- What is required:
What lines of the listing include the string "schedule"? Show them all.

- Given records:

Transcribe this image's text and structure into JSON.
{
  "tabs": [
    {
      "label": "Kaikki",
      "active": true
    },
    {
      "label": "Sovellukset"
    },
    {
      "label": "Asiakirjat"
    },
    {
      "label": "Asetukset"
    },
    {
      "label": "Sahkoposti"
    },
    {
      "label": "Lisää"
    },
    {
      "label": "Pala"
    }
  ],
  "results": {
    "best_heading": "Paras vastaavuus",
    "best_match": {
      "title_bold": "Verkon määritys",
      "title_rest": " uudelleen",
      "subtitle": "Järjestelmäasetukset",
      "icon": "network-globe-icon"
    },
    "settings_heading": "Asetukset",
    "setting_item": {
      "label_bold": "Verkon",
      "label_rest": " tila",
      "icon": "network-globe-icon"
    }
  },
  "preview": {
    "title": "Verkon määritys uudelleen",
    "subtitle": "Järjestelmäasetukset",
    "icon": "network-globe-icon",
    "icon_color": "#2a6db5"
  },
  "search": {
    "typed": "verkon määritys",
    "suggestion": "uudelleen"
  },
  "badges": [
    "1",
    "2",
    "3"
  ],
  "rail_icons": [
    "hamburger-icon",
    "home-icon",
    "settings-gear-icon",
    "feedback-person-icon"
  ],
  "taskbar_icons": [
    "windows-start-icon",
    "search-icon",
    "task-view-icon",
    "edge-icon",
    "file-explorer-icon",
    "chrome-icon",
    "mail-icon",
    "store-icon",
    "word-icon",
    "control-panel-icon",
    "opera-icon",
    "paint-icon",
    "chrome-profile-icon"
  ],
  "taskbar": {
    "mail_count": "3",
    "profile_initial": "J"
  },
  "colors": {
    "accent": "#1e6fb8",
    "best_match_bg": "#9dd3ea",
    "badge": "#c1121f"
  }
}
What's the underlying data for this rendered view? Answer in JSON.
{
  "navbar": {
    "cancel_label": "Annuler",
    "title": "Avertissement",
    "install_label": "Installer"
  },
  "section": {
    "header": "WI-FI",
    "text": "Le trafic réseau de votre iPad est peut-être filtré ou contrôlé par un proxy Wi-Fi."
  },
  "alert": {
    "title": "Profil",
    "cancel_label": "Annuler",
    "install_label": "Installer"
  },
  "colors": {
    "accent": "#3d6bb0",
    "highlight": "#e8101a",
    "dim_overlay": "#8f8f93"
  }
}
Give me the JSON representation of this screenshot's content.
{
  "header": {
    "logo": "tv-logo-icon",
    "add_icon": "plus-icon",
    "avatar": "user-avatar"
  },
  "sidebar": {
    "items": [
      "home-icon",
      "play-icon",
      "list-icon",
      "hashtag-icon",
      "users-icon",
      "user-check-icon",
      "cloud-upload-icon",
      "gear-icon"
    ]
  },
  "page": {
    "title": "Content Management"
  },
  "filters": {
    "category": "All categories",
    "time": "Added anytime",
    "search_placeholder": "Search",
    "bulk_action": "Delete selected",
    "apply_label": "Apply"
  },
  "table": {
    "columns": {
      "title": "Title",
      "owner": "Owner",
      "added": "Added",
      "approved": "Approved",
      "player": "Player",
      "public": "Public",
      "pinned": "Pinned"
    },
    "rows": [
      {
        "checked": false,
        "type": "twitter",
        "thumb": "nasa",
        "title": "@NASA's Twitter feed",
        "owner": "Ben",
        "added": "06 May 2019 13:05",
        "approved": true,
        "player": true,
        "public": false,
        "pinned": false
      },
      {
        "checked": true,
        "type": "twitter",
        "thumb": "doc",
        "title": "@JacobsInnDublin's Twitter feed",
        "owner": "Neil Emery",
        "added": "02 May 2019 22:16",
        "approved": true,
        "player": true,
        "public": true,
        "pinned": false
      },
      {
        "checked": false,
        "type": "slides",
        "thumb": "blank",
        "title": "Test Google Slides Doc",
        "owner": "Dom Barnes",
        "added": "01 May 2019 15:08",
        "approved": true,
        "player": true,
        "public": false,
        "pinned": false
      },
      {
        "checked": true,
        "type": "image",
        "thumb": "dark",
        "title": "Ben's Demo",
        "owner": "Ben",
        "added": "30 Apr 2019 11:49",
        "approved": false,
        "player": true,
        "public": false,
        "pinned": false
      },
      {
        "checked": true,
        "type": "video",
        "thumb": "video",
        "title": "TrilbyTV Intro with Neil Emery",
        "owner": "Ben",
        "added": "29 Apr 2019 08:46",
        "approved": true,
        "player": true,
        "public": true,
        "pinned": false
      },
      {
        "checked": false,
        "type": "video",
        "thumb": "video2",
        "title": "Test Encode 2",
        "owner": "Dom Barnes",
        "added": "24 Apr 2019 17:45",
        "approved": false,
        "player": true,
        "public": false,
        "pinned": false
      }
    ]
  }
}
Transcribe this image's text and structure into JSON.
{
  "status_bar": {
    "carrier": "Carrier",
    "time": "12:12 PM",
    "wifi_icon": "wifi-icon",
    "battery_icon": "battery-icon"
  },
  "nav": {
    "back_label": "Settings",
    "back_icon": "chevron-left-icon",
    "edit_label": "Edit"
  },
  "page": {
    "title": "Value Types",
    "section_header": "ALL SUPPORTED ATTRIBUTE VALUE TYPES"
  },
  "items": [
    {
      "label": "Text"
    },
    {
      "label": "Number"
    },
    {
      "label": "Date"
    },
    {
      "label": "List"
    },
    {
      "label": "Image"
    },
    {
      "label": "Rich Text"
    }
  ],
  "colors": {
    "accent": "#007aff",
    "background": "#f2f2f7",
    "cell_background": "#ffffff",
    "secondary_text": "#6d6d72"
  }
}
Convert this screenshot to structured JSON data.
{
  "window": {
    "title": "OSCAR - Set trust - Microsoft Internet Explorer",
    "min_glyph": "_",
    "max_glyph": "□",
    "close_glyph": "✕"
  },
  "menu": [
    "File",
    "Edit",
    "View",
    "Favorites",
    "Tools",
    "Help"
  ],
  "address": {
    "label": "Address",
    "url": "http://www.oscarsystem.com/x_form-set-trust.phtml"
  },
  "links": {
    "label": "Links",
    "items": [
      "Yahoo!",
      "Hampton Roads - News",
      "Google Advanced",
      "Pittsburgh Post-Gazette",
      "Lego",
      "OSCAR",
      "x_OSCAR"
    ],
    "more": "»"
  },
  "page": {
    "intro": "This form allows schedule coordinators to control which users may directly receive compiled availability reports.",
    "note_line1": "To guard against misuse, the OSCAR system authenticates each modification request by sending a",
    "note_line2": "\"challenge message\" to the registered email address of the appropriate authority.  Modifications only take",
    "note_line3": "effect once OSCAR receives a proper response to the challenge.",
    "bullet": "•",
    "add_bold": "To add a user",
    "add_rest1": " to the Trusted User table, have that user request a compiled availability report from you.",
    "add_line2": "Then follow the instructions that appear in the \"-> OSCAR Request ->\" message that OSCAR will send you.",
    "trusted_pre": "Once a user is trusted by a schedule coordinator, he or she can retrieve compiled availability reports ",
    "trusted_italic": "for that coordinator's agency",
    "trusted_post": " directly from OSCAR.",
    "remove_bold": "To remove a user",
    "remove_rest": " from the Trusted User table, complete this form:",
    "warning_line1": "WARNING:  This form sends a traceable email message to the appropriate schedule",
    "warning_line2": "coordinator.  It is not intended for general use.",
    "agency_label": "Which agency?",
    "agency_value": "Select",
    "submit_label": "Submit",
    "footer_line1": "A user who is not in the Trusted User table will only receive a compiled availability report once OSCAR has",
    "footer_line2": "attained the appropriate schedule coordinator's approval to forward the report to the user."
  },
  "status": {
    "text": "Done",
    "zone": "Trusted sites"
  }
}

- Result for this exercise:
    "intro": "This form allows schedule coordinators to control which users may directly receive compiled availability reports.",
    "trusted_pre": "Once a user is trusted by a schedule coordinator, he or she can retrieve compiled availability reports ",
    "warning_line1": "WARNING:  This form sends a traceable email message to the appropriate schedule",
    "footer_line2": "attained the appropriate schedule coordinator's approval to forward the report to the user."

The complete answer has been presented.